Letter by Markl and Harloff Regarding Article, “Aortic Arch Plaques and Risk of Recurrent Stroke and Death”
To the Editor:
We read with great interest the recent article by Di Tullio et al1 regarding the incidence of recurrent stroke in a large multicenter trial of stroke patients with aortic plaques treated by either aspirin or warfarin. The reported findings constitute new and valuable information with respect to secondary prevention particularly because randomized trials for the optimal treatment of this major source of cerebral embolism are still absent from the literature.
In the present study, transesophageal echocardiography was used to detect plaques of the aortic arch, ie, between the distal ascending aorta and the branching point of the left subclavian artery. However, accuracy of transesophageal echocardiography for the detection of atheroma in this region is limited because visualization of the aorta is hampered due to restricted insonation angles and air artifacts induced by the trachea and right bronchus.2,3 Accordingly, a recent study showed that magnetic resonance imaging permitting full 3D coverage of the entire aortic arch provided more reliable visualization of the aortic wall and proved to be superior to transesophageal echocardiography for the detection of aortic plaques.4
Furthermore, retrograde embolization from complex plaques in the proximal descending aorta (DAo) was not considered a high-risk source of stroke. The increase of the frequency and thickness of aortic atheroma, including aortic thrombi from the ascending to the descending aorta, was documented in several previous studies.2,3 Accordingly, the highest thromboembolic risk originates from plaques in the DAo. In this context, a recent study using flow-sensitive magnetic resonance imaging with 3D velocity encoding5 in stroke patients proved that flow reversal in the proximal DAo was frequent. Furthermore, individual retrograde embolization pathways originating from complex plaques in the proximal DAo were directly visualized and constituted the only explanation of ischemia in the posterior circulation in individual patients with cryptogenic stroke. The significance of this mechanism is further supported by an odds ratio of 5.5 for the proximal DAo compared with an odds ratio of only 1.5 in the distal DAo for plaques ≥4 mm in a previous large stroke cohort.2

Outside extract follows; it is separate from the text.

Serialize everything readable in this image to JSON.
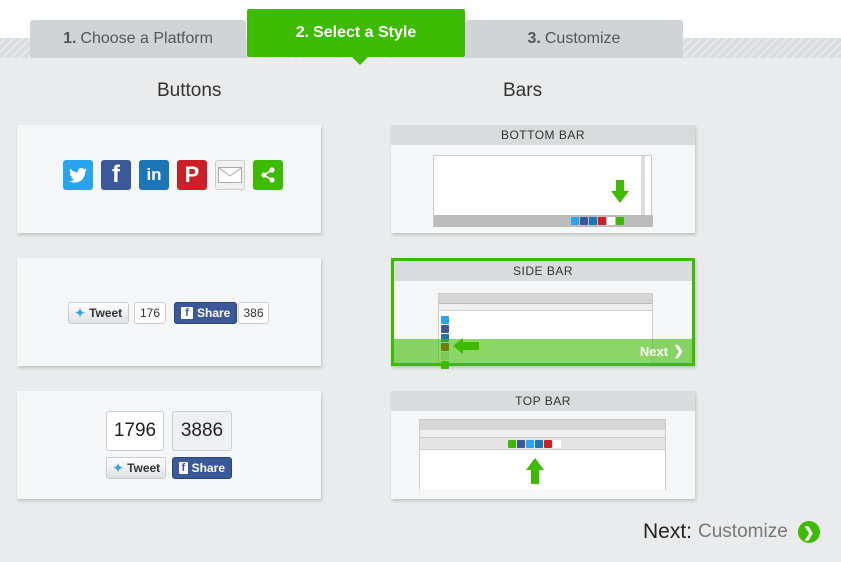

For these reasons, we hypothesize that the true number of relevant large complex and noncomplex plaques associated with the highest risk of stroke2 was underestimated. Overlooked complex plaques may lead to incorrect classification of patients into the different groups in the reported Kaplan–Meier curves of cumulative risk of recurrent stroke event and thus introduce an overestimation of the event probability for patients classified as small or noncomplex plaques. This is a likely reason for the high event rate of 15.2% in patients with small plaques and cryptogenic stroke. Next to the additional assessment of coagulation parameters, optimal imaging of large complex plaques and consideration of retrograde embolization seems to be of particular importance to identify patients who benefit most from warfarin. Therefore, prospective randomized trials based on optimal imaging strategies, ie, transesophageal echocardiography and 3D magnetic resonance imaging, are needed to establish the best therapy of aortic atherosclerosis.
Di Tullio MR, Russo C, Jin Z, Sacco RL, Mohr JP, Homma S, the Patent Foramen Ovale in Cryptogenic Stroke Study Investigators. Aortic arch plaques and risk of recurrent stroke and death. Circulation. 2009; 119: 2376–2382.
Kronzon I, Tunick PA. Aortic atherosclerotic disease and stroke. Circulation. 2006; 114: 63–75.
Harloff A, Dudler P, Frydrychowicz A, Strecker C, Stroh AL, Geibel A, Weiller C, Hetzel A, Hennig J, Markl M. Reliability of aortic MRI at 3 Tesla in patients with acute cryptogenic stroke. J Neurol Neurosurg Psychiatry. 2008; 79: 540–546.
Harloff A, Strecker C, Dudler P, Nussbaumer A, Frydrychowicz A, Olschewski M, Bock J, Stalder AF, Stroh AL, Weiller C, Hennig J, Markl M. Retrograde embolism from the descending aorta: visualization by multidirectional 3D velocity mapping in cryptogenic stroke. Stroke. 2009; 40: 1505–1508.